What this task involves = Your answer must be an exact copy of the entries below, with every picture removed.

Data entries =
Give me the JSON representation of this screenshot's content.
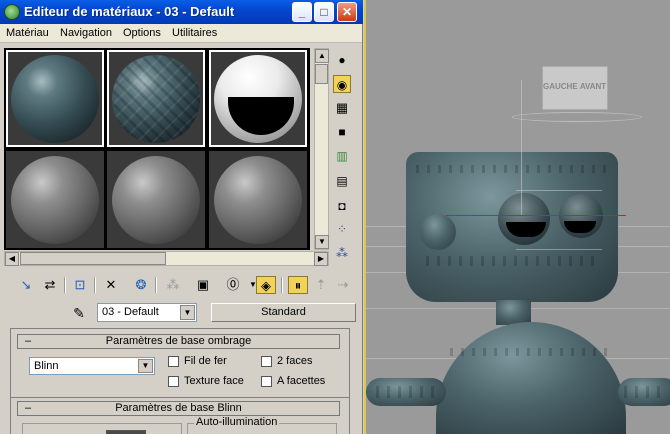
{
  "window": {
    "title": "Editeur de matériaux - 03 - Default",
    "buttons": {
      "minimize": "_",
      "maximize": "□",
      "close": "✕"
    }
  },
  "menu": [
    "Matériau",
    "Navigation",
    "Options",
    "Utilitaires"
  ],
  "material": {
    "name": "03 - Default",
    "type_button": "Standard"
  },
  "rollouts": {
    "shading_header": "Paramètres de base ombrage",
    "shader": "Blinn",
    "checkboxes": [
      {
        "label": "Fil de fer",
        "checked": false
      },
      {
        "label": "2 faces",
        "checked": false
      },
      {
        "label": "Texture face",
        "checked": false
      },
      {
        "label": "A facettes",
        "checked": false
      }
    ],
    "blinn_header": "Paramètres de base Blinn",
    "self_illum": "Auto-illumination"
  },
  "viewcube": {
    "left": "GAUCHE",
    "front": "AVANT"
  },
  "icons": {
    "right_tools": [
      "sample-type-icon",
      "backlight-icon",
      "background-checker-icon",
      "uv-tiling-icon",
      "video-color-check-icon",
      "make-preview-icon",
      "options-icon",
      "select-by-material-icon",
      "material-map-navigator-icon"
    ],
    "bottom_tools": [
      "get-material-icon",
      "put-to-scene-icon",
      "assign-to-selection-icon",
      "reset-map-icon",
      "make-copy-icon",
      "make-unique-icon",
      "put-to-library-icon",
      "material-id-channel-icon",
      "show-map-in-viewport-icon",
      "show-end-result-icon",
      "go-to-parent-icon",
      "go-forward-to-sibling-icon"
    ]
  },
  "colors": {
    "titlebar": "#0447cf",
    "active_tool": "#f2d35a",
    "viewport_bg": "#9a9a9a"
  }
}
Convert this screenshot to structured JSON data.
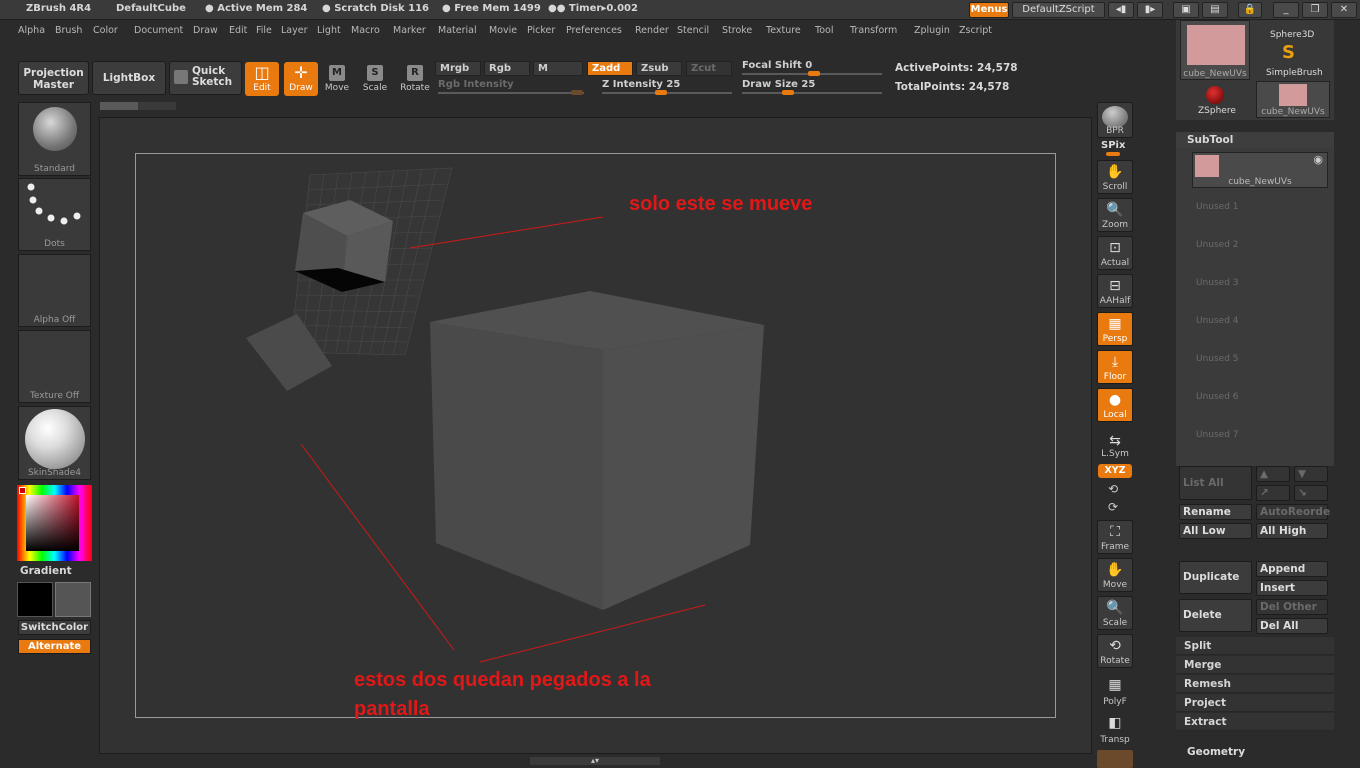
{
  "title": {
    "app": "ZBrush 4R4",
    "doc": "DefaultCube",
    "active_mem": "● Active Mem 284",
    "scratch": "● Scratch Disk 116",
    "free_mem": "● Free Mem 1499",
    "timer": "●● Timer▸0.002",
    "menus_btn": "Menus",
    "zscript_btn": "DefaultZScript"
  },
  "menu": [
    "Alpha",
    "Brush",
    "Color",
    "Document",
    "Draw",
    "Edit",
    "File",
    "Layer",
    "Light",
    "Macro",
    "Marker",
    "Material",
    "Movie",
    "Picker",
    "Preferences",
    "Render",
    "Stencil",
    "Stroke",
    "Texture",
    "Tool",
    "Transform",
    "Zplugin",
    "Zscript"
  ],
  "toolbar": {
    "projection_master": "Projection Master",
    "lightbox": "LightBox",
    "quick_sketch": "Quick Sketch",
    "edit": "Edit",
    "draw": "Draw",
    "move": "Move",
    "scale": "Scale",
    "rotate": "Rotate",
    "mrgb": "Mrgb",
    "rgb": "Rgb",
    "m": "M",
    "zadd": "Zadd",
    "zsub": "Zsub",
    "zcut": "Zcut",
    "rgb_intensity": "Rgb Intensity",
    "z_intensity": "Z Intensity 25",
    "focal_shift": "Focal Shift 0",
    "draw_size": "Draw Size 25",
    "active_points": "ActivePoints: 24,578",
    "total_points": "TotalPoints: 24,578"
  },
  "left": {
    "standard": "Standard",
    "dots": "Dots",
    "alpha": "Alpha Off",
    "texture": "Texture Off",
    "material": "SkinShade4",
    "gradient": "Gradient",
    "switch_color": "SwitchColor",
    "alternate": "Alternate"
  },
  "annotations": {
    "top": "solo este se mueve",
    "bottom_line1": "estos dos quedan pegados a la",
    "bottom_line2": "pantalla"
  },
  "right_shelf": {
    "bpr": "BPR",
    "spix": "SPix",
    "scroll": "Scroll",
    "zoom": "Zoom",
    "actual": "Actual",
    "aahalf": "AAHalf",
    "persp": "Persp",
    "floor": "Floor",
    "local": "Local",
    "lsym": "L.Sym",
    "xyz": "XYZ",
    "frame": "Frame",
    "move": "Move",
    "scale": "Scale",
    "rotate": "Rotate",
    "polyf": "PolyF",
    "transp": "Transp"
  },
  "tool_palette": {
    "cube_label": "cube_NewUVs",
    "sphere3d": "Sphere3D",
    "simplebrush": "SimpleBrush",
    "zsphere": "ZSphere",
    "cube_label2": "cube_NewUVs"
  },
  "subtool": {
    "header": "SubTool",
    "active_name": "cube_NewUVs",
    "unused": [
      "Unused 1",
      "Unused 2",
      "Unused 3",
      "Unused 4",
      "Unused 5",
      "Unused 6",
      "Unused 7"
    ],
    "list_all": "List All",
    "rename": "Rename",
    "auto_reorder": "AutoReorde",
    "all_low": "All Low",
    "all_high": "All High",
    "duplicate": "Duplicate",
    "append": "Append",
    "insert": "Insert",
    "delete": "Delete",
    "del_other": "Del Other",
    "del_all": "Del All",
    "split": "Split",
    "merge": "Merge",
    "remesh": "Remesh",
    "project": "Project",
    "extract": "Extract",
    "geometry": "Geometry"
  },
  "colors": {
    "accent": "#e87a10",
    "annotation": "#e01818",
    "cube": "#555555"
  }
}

The completed task =
Give me the JSON representation of this screenshot's content.
{
  "window": {
    "title": "Editeur de matériaux - 03 - Default",
    "buttons": {
      "minimize": "_",
      "maximize": "□",
      "close": "✕"
    }
  },
  "menu": [
    "Matériau",
    "Navigation",
    "Options",
    "Utilitaires"
  ],
  "material": {
    "name": "03 - Default",
    "type_button": "Standard"
  },
  "rollouts": {
    "shading_header": "Paramètres de base ombrage",
    "shader": "Blinn",
    "checkboxes": [
      {
        "label": "Fil de fer",
        "checked": false
      },
      {
        "label": "2 faces",
        "checked": false
      },
      {
        "label": "Texture face",
        "checked": false
      },
      {
        "label": "A facettes",
        "checked": false
      }
    ],
    "blinn_header": "Paramètres de base Blinn",
    "self_illum": "Auto-illumination"
  },
  "viewcube": {
    "left": "GAUCHE",
    "front": "AVANT"
  },
  "icons": {
    "right_tools": [
      "sample-type-icon",
      "backlight-icon",
      "background-checker-icon",
      "uv-tiling-icon",
      "video-color-check-icon",
      "make-preview-icon",
      "options-icon",
      "select-by-material-icon",
      "material-map-navigator-icon"
    ],
    "bottom_tools": [
      "get-material-icon",
      "put-to-scene-icon",
      "assign-to-selection-icon",
      "reset-map-icon",
      "make-copy-icon",
      "make-unique-icon",
      "put-to-library-icon",
      "material-id-channel-icon",
      "show-map-in-viewport-icon",
      "show-end-result-icon",
      "go-to-parent-icon",
      "go-forward-to-sibling-icon"
    ]
  },
  "colors": {
    "titlebar": "#0447cf",
    "active_tool": "#f2d35a",
    "viewport_bg": "#9a9a9a"
  }
}
Convert this screenshot to structured JSON data.
{
  "title": {
    "app": "ZBrush 4R4",
    "doc": "DefaultCube",
    "active_mem": "● Active Mem 284",
    "scratch": "● Scratch Disk 116",
    "free_mem": "● Free Mem 1499",
    "timer": "●● Timer▸0.002",
    "menus_btn": "Menus",
    "zscript_btn": "DefaultZScript"
  },
  "menu": [
    "Alpha",
    "Brush",
    "Color",
    "Document",
    "Draw",
    "Edit",
    "File",
    "Layer",
    "Light",
    "Macro",
    "Marker",
    "Material",
    "Movie",
    "Picker",
    "Preferences",
    "Render",
    "Stencil",
    "Stroke",
    "Texture",
    "Tool",
    "Transform",
    "Zplugin",
    "Zscript"
  ],
  "toolbar": {
    "projection_master": "Projection Master",
    "lightbox": "LightBox",
    "quick_sketch": "Quick Sketch",
    "edit": "Edit",
    "draw": "Draw",
    "move": "Move",
    "scale": "Scale",
    "rotate": "Rotate",
    "mrgb": "Mrgb",
    "rgb": "Rgb",
    "m": "M",
    "zadd": "Zadd",
    "zsub": "Zsub",
    "zcut": "Zcut",
    "rgb_intensity": "Rgb Intensity",
    "z_intensity": "Z Intensity 25",
    "focal_shift": "Focal Shift 0",
    "draw_size": "Draw Size 25",
    "active_points": "ActivePoints: 24,578",
    "total_points": "TotalPoints: 24,578"
  },
  "left": {
    "standard": "Standard",
    "dots": "Dots",
    "alpha": "Alpha Off",
    "texture": "Texture Off",
    "material": "SkinShade4",
    "gradient": "Gradient",
    "switch_color": "SwitchColor",
    "alternate": "Alternate"
  },
  "annotations": {
    "top": "solo este se mueve",
    "bottom_line1": "estos dos quedan pegados a la",
    "bottom_line2": "pantalla"
  },
  "right_shelf": {
    "bpr": "BPR",
    "spix": "SPix",
    "scroll": "Scroll",
    "zoom": "Zoom",
    "actual": "Actual",
    "aahalf": "AAHalf",
    "persp": "Persp",
    "floor": "Floor",
    "local": "Local",
    "lsym": "L.Sym",
    "xyz": "XYZ",
    "frame": "Frame",
    "move": "Move",
    "scale": "Scale",
    "rotate": "Rotate",
    "polyf": "PolyF",
    "transp": "Transp"
  },
  "tool_palette": {
    "cube_label": "cube_NewUVs",
    "sphere3d": "Sphere3D",
    "simplebrush": "SimpleBrush",
    "zsphere": "ZSphere",
    "cube_label2": "cube_NewUVs"
  },
  "subtool": {
    "header": "SubTool",
    "active_name": "cube_NewUVs",
    "unused": [
      "Unused 1",
      "Unused 2",
      "Unused 3",
      "Unused 4",
      "Unused 5",
      "Unused 6",
      "Unused 7"
    ],
    "list_all": "List All",
    "rename": "Rename",
    "auto_reorder": "AutoReorde",
    "all_low": "All Low",
    "all_high": "All High",
    "duplicate": "Duplicate",
    "append": "Append",
    "insert": "Insert",
    "delete": "Delete",
    "del_other": "Del Other",
    "del_all": "Del All",
    "split": "Split",
    "merge": "Merge",
    "remesh": "Remesh",
    "project": "Project",
    "extract": "Extract",
    "geometry": "Geometry"
  },
  "colors": {
    "accent": "#e87a10",
    "annotation": "#e01818",
    "cube": "#555555"
  }
}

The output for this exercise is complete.